Furthermore, there is a big question as to how policies like this are captured by political agendas. While the negative commentary in the Guardian and some of the other negative publicity generated by this might seem undesirable to the Tory party who have backed this, this has been in many ways a publicity coup for them demonstrating to voters potentially thinking of switching to UKIP their anti illegal-migration credentials. If factors like this do constrain policy implementation then we will be heavily biased towards policies that create awareness of political agendas rather than real attempts to create efficient less punitive solutions to policy problems.

Personally, I can't escape the feeling that this is a distasteful policy that potentially adds a lot of negative sentiment to whatever potential gains it might make in employing softer means of enforcing the law.

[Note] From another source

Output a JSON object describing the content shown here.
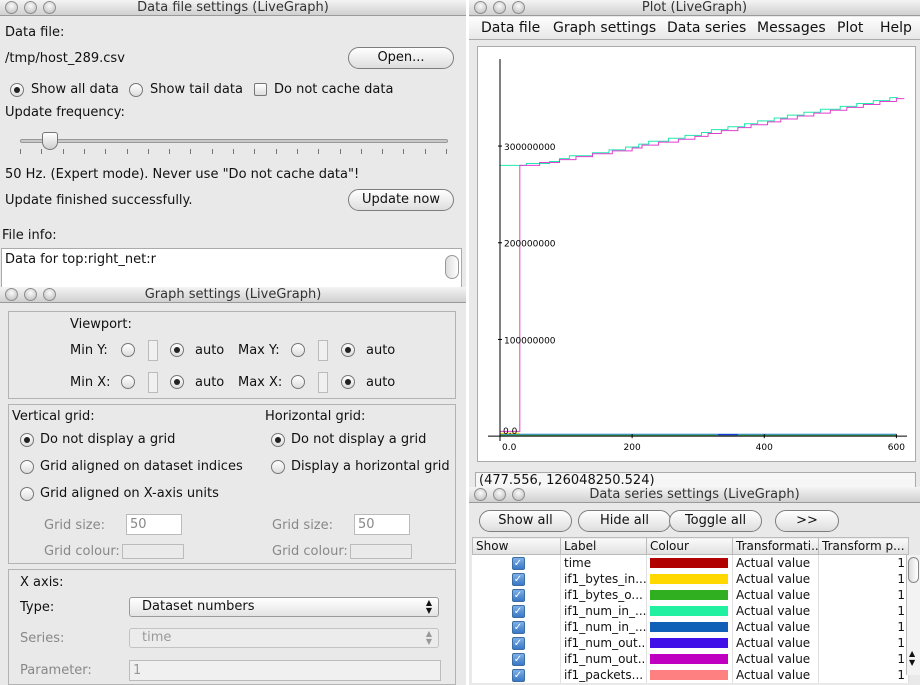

It also makes me a bit nervous as to where the current government's often genuine engagement with new ways of achieving policy objectives might lead them. What I am sure of is that we need to focus on such policies as much as the ones that are less controversial. There are infinite policy possibilities to enforce laws and regulations using methods that some would agree with and some would find completely unethical and distasteful (see reading list here for a good snapshot of these debates). It would be good to have a better sense of what principles should underly the legitimacy of such strategies. 

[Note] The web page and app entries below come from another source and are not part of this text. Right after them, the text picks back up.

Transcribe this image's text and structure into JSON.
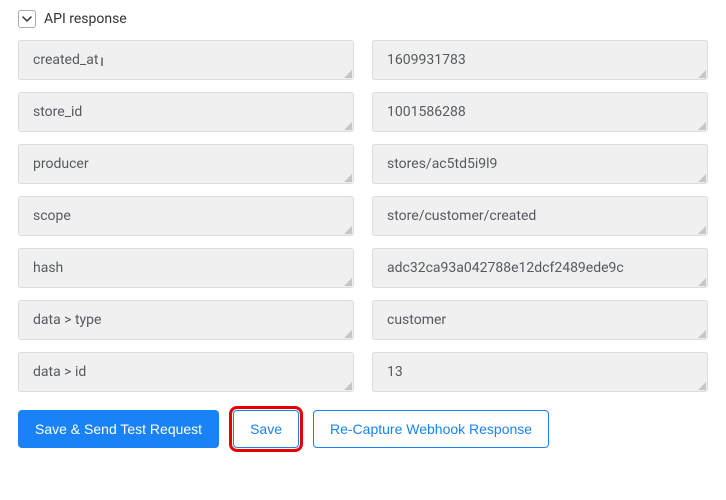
{
  "section": {
    "title": "API response"
  },
  "rows": [
    {
      "key": "created_at",
      "value": "1609931783",
      "cursor": true
    },
    {
      "key": "store_id",
      "value": "1001586288"
    },
    {
      "key": "producer",
      "value": "stores/ac5td5i9l9"
    },
    {
      "key": "scope",
      "value": "store/customer/created"
    },
    {
      "key": "hash",
      "value": "adc32ca93a042788e12dcf2489ede9c"
    },
    {
      "key": "data > type",
      "value": "customer"
    },
    {
      "key": "data > id",
      "value": "13"
    }
  ],
  "buttons": {
    "save_send": "Save & Send Test Request",
    "save": "Save",
    "recapture": "Re-Capture Webhook Response"
  }
}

There is currently a lot of debate about wider aspects of the current "crackdown". In particular, the use of spot-checks is under a lot of scrutiny. A lot of what is said above applies in this case but there are clearly many more legal issues involved. The article linked also reports on legal issues with the poster campaign. 

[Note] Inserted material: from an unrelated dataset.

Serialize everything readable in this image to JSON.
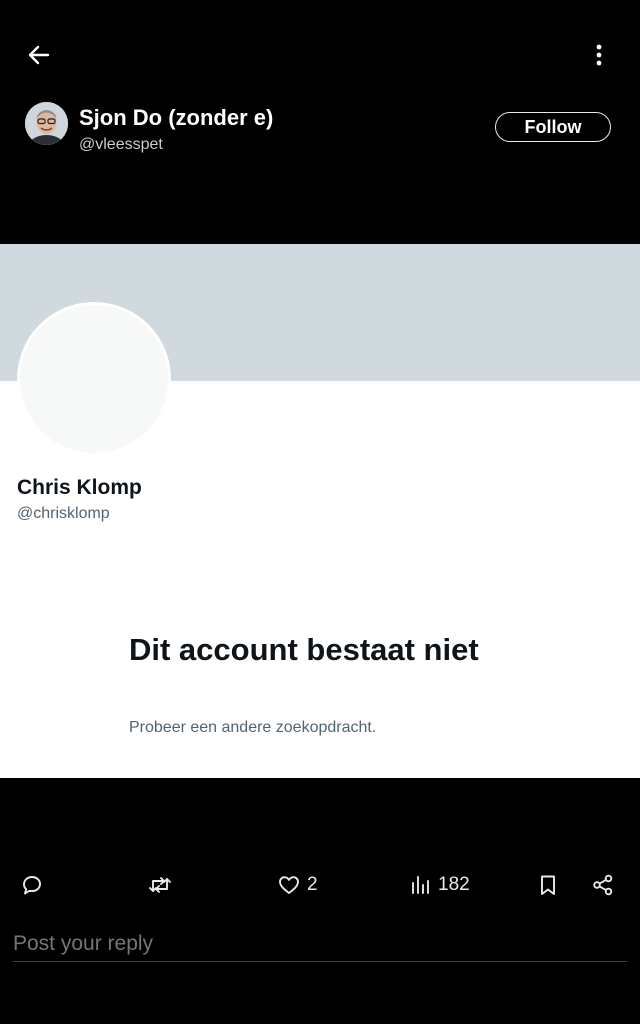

"The EHRC, which is responsible for policing the Equalities Act, to which all public bodies are bound, is also investigating the controversial anti-immigration advertising campaign targeting racially mixed areas of London. The government campaign has used mobile billboards warning illegal immigrants to "go home or face arrest".
An EHRC spokesman said on Friday: "The commission is writing to the Home Office about these reported operations, confirming that it will be examining the powers used and the justification for them, in order to assess whether unlawful discrimination took place.
"The letter will also ask questions about the extent to which the Home Office complied with its public sector equality duty when planning the recent advertising campaign targeted at illegal migration."
The UK Home Office has also begun live-tweeting running tallies of the number of people it is arresting on suspected immigration offences. It has begun tweeting photographs of the arrests themselves. An example of one of the articles critical of this is here Even Nigel Farrage, who runs the UKIP party, has spoken out against the tactics.  Reporting of the Minister's defence of the tactics can be found in the Daily Mail here Alexander Androu, writing in the Guardian, makes the following thought-provoking conclusion: 
"The state has a choice; at all times and in all policy areas. It has a choice of positivity versus negativity. This choice certainly extends to an official departmental account. Instead of advertising hapless nail technicians being led away in handcuffs, you can tell us what action you are taking to reduce the backlog of immigration and asylum applications. Instead of broadcasting, you can engage. Instead of encouraging at best distrust and at worst xenophobia, at a time when soldiers are decapitated in the street and mosques are being blown up, you can encourage understanding and community. You have a choice. To foster the best in people or fuel the worst in them. So far, you have chosen the latter."
BBC article on the policies here

Any piece on UK migration should link to this excellent piece by the Center for Economic Performance outlining the facts on migrations.